Vudu YouTube iTunes Amazon Google Play

 

 

 

Open Your Eyes
OPEN YOUR EYES (1997)

We’re painfully aware that this list is short on female heros – at one point we thought of going down a very different with much more female driven list — Breakfast at Tiffany’s, My Fair Lady, Persona; but somehow the POV wasn’t quite jelling.

So at least Alejandro Amenabar’s mindbending Spanish language parable has pivotal female characters and crazy karmic kickback for its male protagonist.

The film starts with a series of layered frames – a young man awakes to a voice saying “Open your eyes…”, he wakes a second time with a woman in bed, and finally he finds himself in a Madrid  prison cell, talking to a psychiatrist.

Finally, (like Complete Unknown) the narrative anchors itself in flashback to a birthday party.  A handsome young playboy (Eduardo Noriega) wants to dump his current lay, and is attracted to a friend’s date (Penelope Cruz).  In layers of circular storytelling he lives through a horrible accident that destroys his precious face, he sleeps with the friend’s date, and he may or may not murder the woman he wants to be rid of.  But to complicate matters, much of  what he experiences may be artificial, implanted as he languishes in the laboratories of a suspended animation company.
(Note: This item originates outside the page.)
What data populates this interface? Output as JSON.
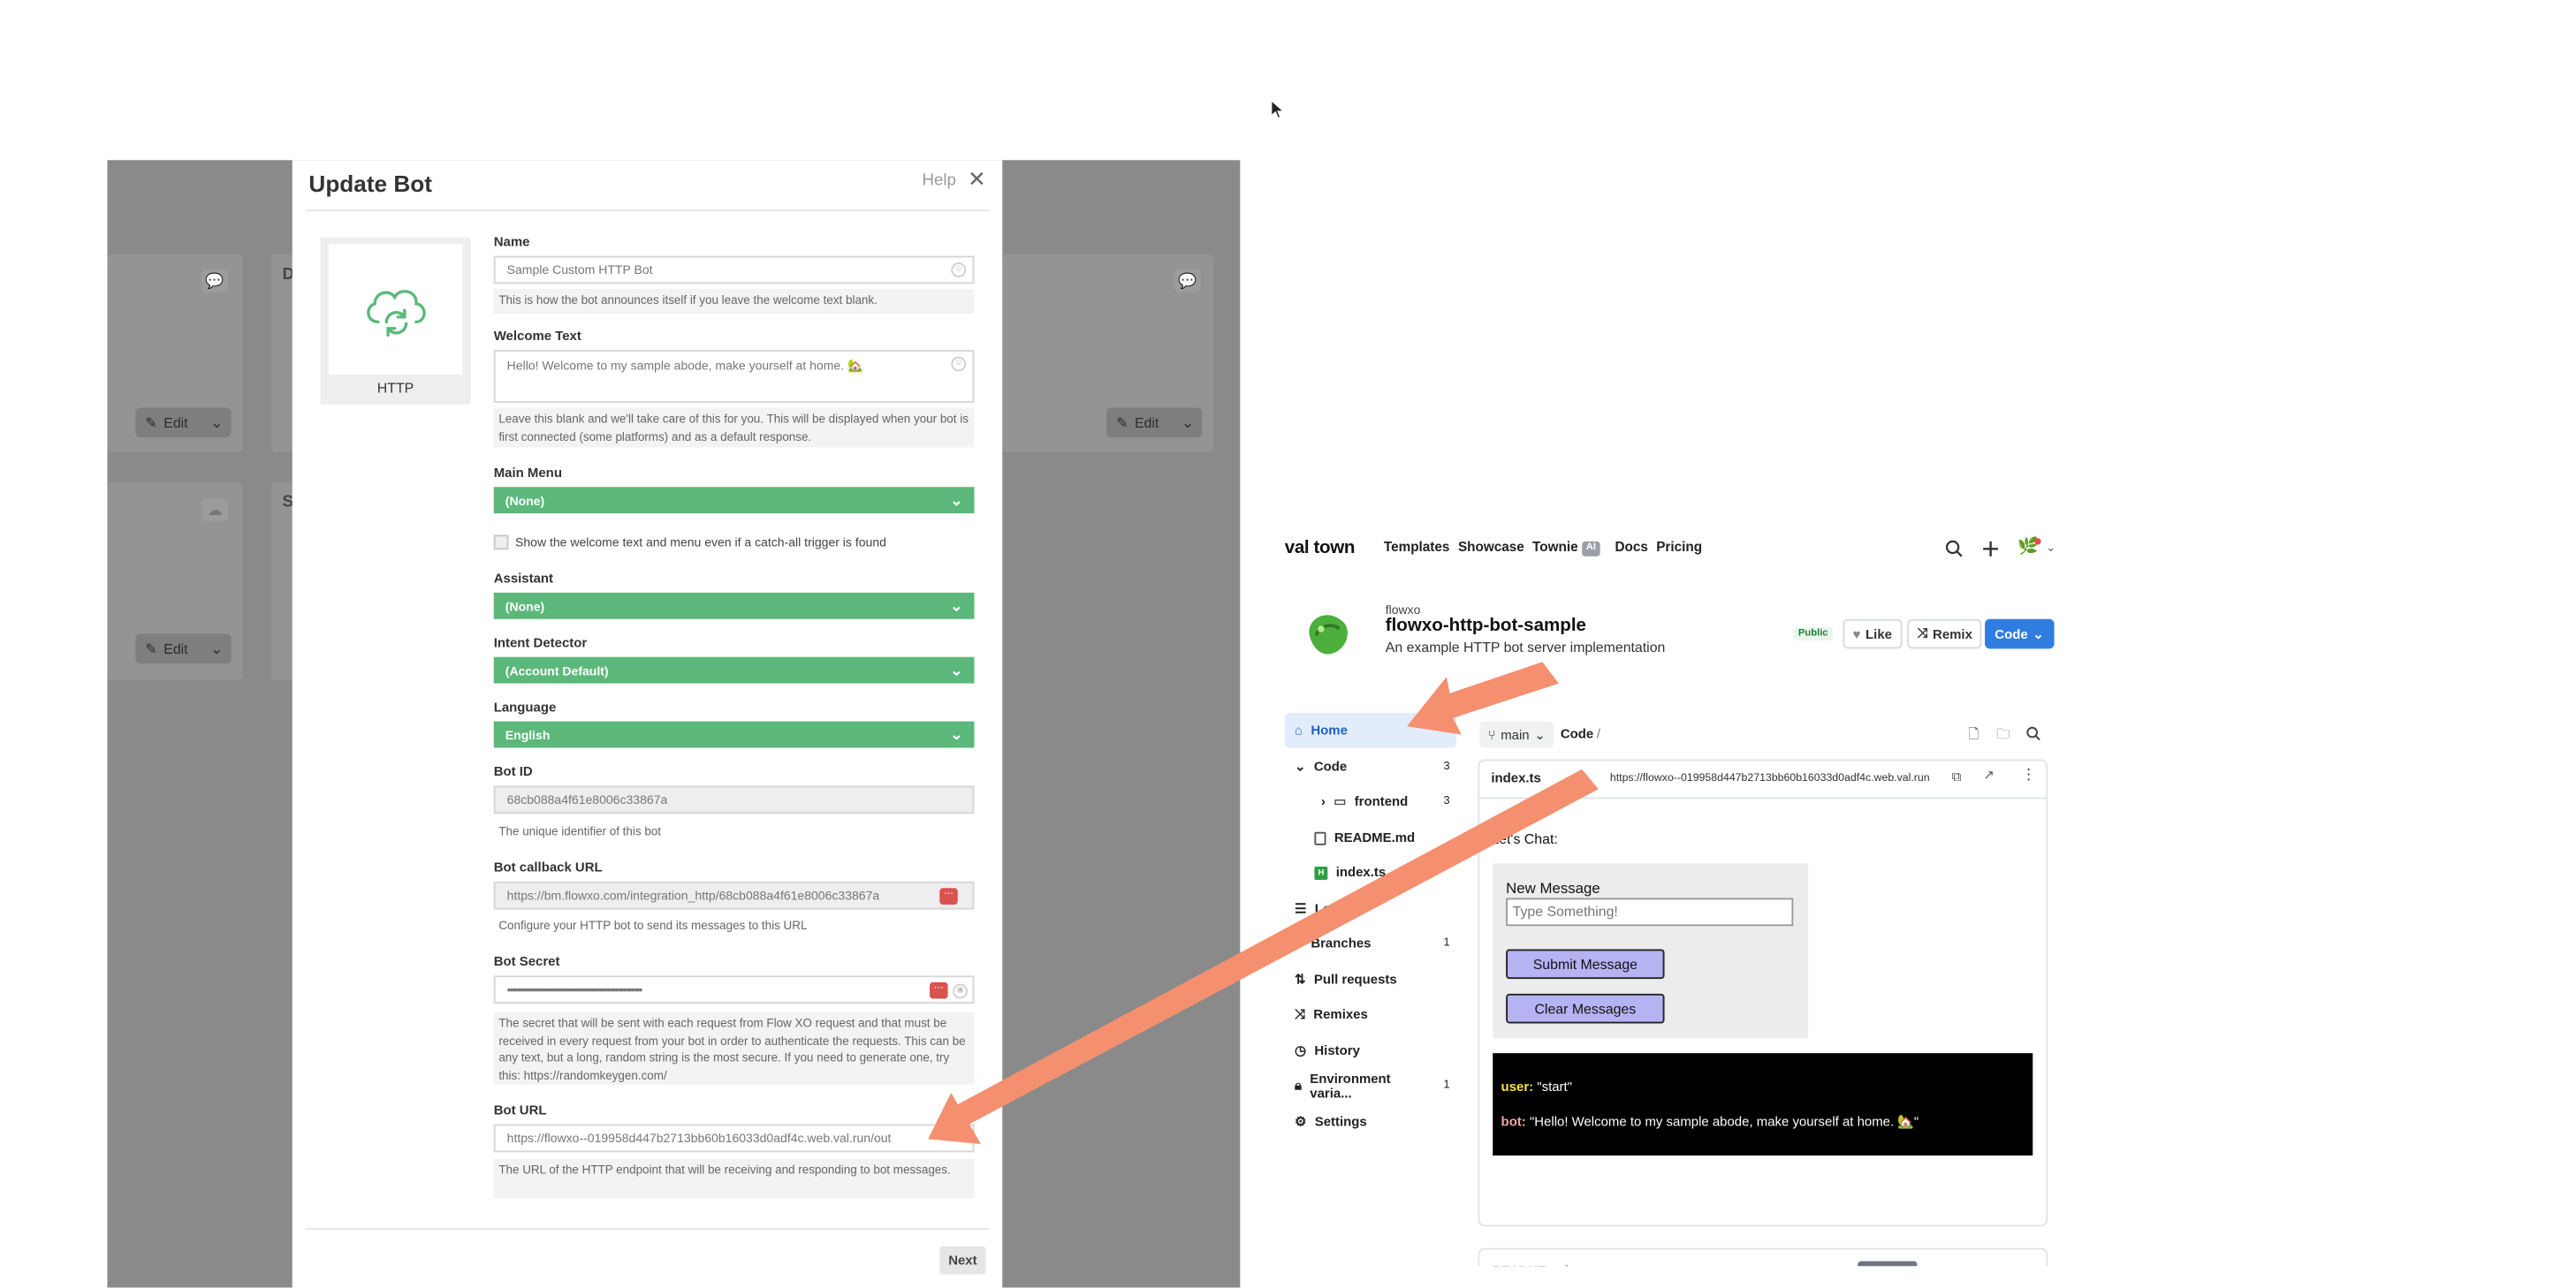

If this all sounds familiar, it may be because the Cameron Crowe/Tom Cruise collaboration, Vanilla Sky, was a close remake – even down to casting Penelope Cruise as the second woman.

We like the Spanish original better.  Another throughline — it was a young Amenabar’s second film and it bought him a ticket to them mainstream.   He went on to make the clever and spooky The Others starring Nicole Kidman, and Spanish language Oscar winner The Sea Within.

Google Play YouTube iTunes Amazon Vudu